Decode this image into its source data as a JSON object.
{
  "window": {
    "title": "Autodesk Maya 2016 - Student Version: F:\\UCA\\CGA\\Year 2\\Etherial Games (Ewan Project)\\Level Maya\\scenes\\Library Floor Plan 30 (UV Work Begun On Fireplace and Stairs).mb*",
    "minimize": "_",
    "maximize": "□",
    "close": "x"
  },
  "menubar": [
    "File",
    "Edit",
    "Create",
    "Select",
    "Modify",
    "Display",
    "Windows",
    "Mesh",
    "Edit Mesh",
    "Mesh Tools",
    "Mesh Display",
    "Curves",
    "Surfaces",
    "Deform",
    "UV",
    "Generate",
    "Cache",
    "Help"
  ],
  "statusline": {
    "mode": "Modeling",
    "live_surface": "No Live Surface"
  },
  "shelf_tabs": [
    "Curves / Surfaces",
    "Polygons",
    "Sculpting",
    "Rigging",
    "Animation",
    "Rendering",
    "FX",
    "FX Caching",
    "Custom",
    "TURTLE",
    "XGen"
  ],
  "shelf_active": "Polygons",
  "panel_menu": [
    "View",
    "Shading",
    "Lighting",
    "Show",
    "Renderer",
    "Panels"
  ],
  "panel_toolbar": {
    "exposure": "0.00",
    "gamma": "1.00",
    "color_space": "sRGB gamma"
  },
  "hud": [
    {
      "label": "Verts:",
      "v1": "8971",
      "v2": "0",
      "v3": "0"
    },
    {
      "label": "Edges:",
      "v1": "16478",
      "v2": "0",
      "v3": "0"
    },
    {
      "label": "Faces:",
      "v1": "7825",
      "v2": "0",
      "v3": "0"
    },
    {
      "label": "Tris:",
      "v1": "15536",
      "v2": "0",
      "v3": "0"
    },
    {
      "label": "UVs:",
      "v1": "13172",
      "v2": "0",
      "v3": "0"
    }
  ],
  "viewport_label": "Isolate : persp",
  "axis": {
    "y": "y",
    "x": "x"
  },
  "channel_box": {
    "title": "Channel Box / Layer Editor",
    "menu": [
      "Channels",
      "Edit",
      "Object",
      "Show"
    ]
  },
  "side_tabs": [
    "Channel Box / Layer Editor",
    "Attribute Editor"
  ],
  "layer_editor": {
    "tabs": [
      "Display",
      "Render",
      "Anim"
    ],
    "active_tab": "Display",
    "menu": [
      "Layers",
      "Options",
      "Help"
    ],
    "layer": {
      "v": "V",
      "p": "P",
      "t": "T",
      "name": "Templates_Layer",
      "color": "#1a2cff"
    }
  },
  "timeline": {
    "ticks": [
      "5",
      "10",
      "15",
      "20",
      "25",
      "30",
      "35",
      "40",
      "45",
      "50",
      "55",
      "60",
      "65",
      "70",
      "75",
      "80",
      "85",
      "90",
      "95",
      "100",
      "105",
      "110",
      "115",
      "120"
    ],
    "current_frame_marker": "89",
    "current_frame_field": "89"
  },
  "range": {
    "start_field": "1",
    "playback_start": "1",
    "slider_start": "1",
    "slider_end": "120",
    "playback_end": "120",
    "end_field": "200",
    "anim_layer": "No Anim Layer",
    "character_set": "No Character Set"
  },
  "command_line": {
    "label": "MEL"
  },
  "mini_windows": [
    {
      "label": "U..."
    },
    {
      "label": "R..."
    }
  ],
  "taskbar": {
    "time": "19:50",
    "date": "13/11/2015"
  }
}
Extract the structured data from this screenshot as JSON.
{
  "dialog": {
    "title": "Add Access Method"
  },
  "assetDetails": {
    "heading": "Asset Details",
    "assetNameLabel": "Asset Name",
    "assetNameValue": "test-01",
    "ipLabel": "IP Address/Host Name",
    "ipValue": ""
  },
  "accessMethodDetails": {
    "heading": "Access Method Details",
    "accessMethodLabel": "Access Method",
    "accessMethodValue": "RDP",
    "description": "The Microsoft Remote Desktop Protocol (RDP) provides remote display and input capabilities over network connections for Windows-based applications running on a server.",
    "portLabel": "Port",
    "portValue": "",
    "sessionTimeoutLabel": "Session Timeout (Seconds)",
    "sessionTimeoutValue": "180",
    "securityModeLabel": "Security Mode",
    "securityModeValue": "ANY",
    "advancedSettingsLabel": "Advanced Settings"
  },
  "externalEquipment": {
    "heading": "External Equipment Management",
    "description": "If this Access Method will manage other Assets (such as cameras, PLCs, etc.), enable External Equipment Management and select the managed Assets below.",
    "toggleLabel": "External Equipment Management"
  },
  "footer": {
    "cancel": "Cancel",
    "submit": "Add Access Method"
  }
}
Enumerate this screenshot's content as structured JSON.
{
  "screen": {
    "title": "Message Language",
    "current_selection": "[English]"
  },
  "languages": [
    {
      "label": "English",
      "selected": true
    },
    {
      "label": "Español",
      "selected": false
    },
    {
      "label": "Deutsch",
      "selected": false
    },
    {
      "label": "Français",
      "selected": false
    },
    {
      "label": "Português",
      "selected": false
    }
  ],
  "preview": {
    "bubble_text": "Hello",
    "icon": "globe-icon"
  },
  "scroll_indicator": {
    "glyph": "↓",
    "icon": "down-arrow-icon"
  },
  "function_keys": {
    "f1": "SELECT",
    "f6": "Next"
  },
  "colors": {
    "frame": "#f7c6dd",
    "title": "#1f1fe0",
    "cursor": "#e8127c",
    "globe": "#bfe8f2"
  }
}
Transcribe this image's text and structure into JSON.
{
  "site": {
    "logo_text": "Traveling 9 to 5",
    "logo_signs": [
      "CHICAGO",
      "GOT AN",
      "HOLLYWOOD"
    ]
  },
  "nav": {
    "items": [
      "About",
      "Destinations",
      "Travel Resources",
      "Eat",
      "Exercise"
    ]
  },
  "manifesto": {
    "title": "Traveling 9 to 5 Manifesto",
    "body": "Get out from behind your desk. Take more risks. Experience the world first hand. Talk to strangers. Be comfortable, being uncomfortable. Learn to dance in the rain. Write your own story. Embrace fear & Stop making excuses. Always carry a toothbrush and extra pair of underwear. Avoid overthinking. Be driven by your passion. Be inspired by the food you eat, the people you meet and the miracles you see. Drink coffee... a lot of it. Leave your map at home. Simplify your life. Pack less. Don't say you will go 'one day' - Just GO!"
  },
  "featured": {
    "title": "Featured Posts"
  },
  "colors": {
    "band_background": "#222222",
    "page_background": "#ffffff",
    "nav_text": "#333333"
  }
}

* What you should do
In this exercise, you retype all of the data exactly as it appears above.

* Result
Decode this image into its source data as a JSON object.
{
  "window": {
    "title": "Autodesk Maya 2016 - Student Version: F:\\UCA\\CGA\\Year 2\\Etherial Games (Ewan Project)\\Level Maya\\scenes\\Library Floor Plan 30 (UV Work Begun On Fireplace and Stairs).mb*",
    "minimize": "_",
    "maximize": "□",
    "close": "x"
  },
  "menubar": [
    "File",
    "Edit",
    "Create",
    "Select",
    "Modify",
    "Display",
    "Windows",
    "Mesh",
    "Edit Mesh",
    "Mesh Tools",
    "Mesh Display",
    "Curves",
    "Surfaces",
    "Deform",
    "UV",
    "Generate",
    "Cache",
    "Help"
  ],
  "statusline": {
    "mode": "Modeling",
    "live_surface": "No Live Surface"
  },
  "shelf_tabs": [
    "Curves / Surfaces",
    "Polygons",
    "Sculpting",
    "Rigging",
    "Animation",
    "Rendering",
    "FX",
    "FX Caching",
    "Custom",
    "TURTLE",
    "XGen"
  ],
  "shelf_active": "Polygons",
  "panel_menu": [
    "View",
    "Shading",
    "Lighting",
    "Show",
    "Renderer",
    "Panels"
  ],
  "panel_toolbar": {
    "exposure": "0.00",
    "gamma": "1.00",
    "color_space": "sRGB gamma"
  },
  "hud": [
    {
      "label": "Verts:",
      "v1": "8971",
      "v2": "0",
      "v3": "0"
    },
    {
      "label": "Edges:",
      "v1": "16478",
      "v2": "0",
      "v3": "0"
    },
    {
      "label": "Faces:",
      "v1": "7825",
      "v2": "0",
      "v3": "0"
    },
    {
      "label": "Tris:",
      "v1": "15536",
      "v2": "0",
      "v3": "0"
    },
    {
      "label": "UVs:",
      "v1": "13172",
      "v2": "0",
      "v3": "0"
    }
  ],
  "viewport_label": "Isolate : persp",
  "axis": {
    "y": "y",
    "x": "x"
  },
  "channel_box": {
    "title": "Channel Box / Layer Editor",
    "menu": [
      "Channels",
      "Edit",
      "Object",
      "Show"
    ]
  },
  "side_tabs": [
    "Channel Box / Layer Editor",
    "Attribute Editor"
  ],
  "layer_editor": {
    "tabs": [
      "Display",
      "Render",
      "Anim"
    ],
    "active_tab": "Display",
    "menu": [
      "Layers",
      "Options",
      "Help"
    ],
    "layer": {
      "v": "V",
      "p": "P",
      "t": "T",
      "name": "Templates_Layer",
      "color": "#1a2cff"
    }
  },
  "timeline": {
    "ticks": [
      "5",
      "10",
      "15",
      "20",
      "25",
      "30",
      "35",
      "40",
      "45",
      "50",
      "55",
      "60",
      "65",
      "70",
      "75",
      "80",
      "85",
      "90",
      "95",
      "100",
      "105",
      "110",
      "115",
      "120"
    ],
    "current_frame_marker": "89",
    "current_frame_field": "89"
  },
  "range": {
    "start_field": "1",
    "playback_start": "1",
    "slider_start": "1",
    "slider_end": "120",
    "playback_end": "120",
    "end_field": "200",
    "anim_layer": "No Anim Layer",
    "character_set": "No Character Set"
  },
  "command_line": {
    "label": "MEL"
  },
  "mini_windows": [
    {
      "label": "U..."
    },
    {
      "label": "R..."
    }
  ],
  "taskbar": {
    "time": "19:50",
    "date": "13/11/2015"
  }
}
Extract the structured data from this screenshot as JSON.
{
  "dialog": {
    "title": "Add Access Method"
  },
  "assetDetails": {
    "heading": "Asset Details",
    "assetNameLabel": "Asset Name",
    "assetNameValue": "test-01",
    "ipLabel": "IP Address/Host Name",
    "ipValue": ""
  },
  "accessMethodDetails": {
    "heading": "Access Method Details",
    "accessMethodLabel": "Access Method",
    "accessMethodValue": "RDP",
    "description": "The Microsoft Remote Desktop Protocol (RDP) provides remote display and input capabilities over network connections for Windows-based applications running on a server.",
    "portLabel": "Port",
    "portValue": "",
    "sessionTimeoutLabel": "Session Timeout (Seconds)",
    "sessionTimeoutValue": "180",
    "securityModeLabel": "Security Mode",
    "securityModeValue": "ANY",
    "advancedSettingsLabel": "Advanced Settings"
  },
  "externalEquipment": {
    "heading": "External Equipment Management",
    "description": "If this Access Method will manage other Assets (such as cameras, PLCs, etc.), enable External Equipment Management and select the managed Assets below.",
    "toggleLabel": "External Equipment Management"
  },
  "footer": {
    "cancel": "Cancel",
    "submit": "Add Access Method"
  }
}
Enumerate this screenshot's content as structured JSON.
{
  "screen": {
    "title": "Message Language",
    "current_selection": "[English]"
  },
  "languages": [
    {
      "label": "English",
      "selected": true
    },
    {
      "label": "Español",
      "selected": false
    },
    {
      "label": "Deutsch",
      "selected": false
    },
    {
      "label": "Français",
      "selected": false
    },
    {
      "label": "Português",
      "selected": false
    }
  ],
  "preview": {
    "bubble_text": "Hello",
    "icon": "globe-icon"
  },
  "scroll_indicator": {
    "glyph": "↓",
    "icon": "down-arrow-icon"
  },
  "function_keys": {
    "f1": "SELECT",
    "f6": "Next"
  },
  "colors": {
    "frame": "#f7c6dd",
    "title": "#1f1fe0",
    "cursor": "#e8127c",
    "globe": "#bfe8f2"
  }
}
Transcribe this image's text and structure into JSON.
{
  "site": {
    "logo_text": "Traveling 9 to 5",
    "logo_signs": [
      "CHICAGO",
      "GOT AN",
      "HOLLYWOOD"
    ]
  },
  "nav": {
    "items": [
      "About",
      "Destinations",
      "Travel Resources",
      "Eat",
      "Exercise"
    ]
  },
  "manifesto": {
    "title": "Traveling 9 to 5 Manifesto",
    "body": "Get out from behind your desk. Take more risks. Experience the world first hand. Talk to strangers. Be comfortable, being uncomfortable. Learn to dance in the rain. Write your own story. Embrace fear & Stop making excuses. Always carry a toothbrush and extra pair of underwear. Avoid overthinking. Be driven by your passion. Be inspired by the food you eat, the people you meet and the miracles you see. Drink coffee... a lot of it. Leave your map at home. Simplify your life. Pack less. Don't say you will go 'one day' - Just GO!"
  },
  "featured": {
    "title": "Featured Posts"
  },
  "colors": {
    "band_background": "#222222",
    "page_background": "#ffffff",
    "nav_text": "#333333"
  }
}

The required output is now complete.